Both started and ended at the southwest edge of Dafna, where free parking is more plentiful.

However, the service was slow to catch on among residents, with few passengers using the free service a month into its operations.

Last month, the Gulf Times reported that many of the buses were still running nearly empty.

The newspaper spoke to several would-be passengers who said they would rather pay for parking or a taxi than spend the extra 15 to 20 minutes required to take the bus.

Others, however, have complimented the shuttle:

Have you used the West Bay Shuttle Bus? What was your experience? Thoughts?

Dafna double-deck proposal

Video still / KEO International Consultants

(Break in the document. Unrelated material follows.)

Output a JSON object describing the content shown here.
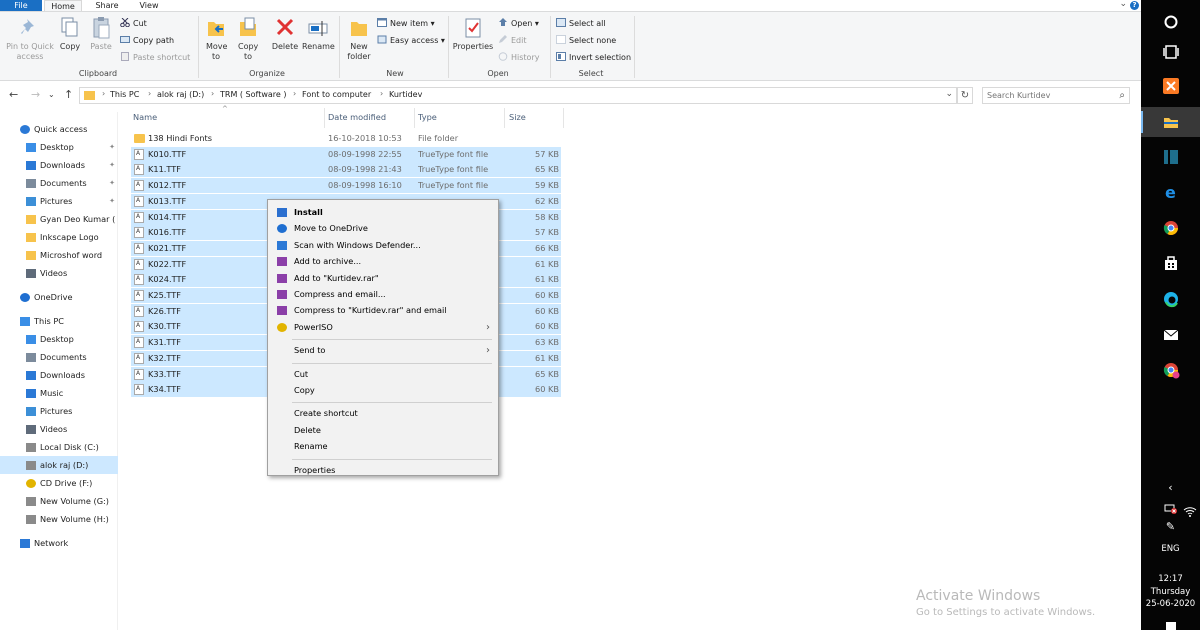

To handle an expected increase in vehicle traffic in the coming decades, a team of consultants has recommended the construction of multi-level, one-way thoroughfares at the southwest edge of West Bay/Dafna.

Architectural and engineering firm KEO International Consultants has pitched the idea to officials at the Ministry of Municipality and Urban Planning, according to a source with knowledge of the project.

He told Doha News that while the ministry was initially receptive to the idea, government officials now question the viability of the project.

Specifically, there are concerns over the impact of three years’ worth of construction as well as the cost, which could run as high as QR8 billion ($2.2 billion). The individual said more meetings between KEO and ministry representatives are planned.

A five-minute video of KEO’s West Bay/Dafna proposal – as well as a project to revamp the Al Shamal Road interchange at Landmark Mall – was published on YouTube earlier this year and recently circulated on social media sites:

It appears to show the split-level lanes starting near Oryx intersection and extending along Majlis Al Taawon Street before rejoining at ground level slightly before the Tornado Tower.

At its widest, there are six lanes in each direction – unencumbered by traffic signals – in addition to service roads.

There are at least two pedestrian overpasses above traffic, as well as lanes connecting to the planned Sharq Crossing.

Capacity constraints

Commercial real estate firms note that many of the office buildings in Dafna are not fully occupied. As vacancy rates edge downward in the coming years, more and more workers will be entering Doha’s central business district daily, putting increased pressure on the city’s roads.

While the Doha Metro is expected to ease the strain somewhat, planners predict many residents will still have a preference for private vehicles, necessitating the need to expand roads in the area.

One of the advantages of the double-decker option, according to the engineering source, is that it can be built almost entirely within the government’s existing right-of-ways, negating the need to expropriate land.

Simply widening Majlis Al Taawon Street, he added, would be virtually impossible without demolishing existing buildings.

The proposed vehicle tunnel for traffic leaving Dafna is about 1.2 kilometers long, the source said. It’s about 10m below the surface at its deepest point – shallow enough to have an adequate buffer between the vehicle tunnel and the Doha Metro running below.

Landmark interchange

Al Shamal and Al Markhiya interchange

Video still / KEO International Consultants

The video also includes a proposed reconstruction of the interchange of Al Shamal Road and Al Markhiya Street – at Landmark and Ezdan malls – that allows motorists to enter and exit the expressway without crossing a set of traffic lights.

According to the engineering source, this “free-flow” design has been approved and authorities are currently pre-qualifying companies to bid on the project.

Thoughts? What do you think of the double-deck proposal?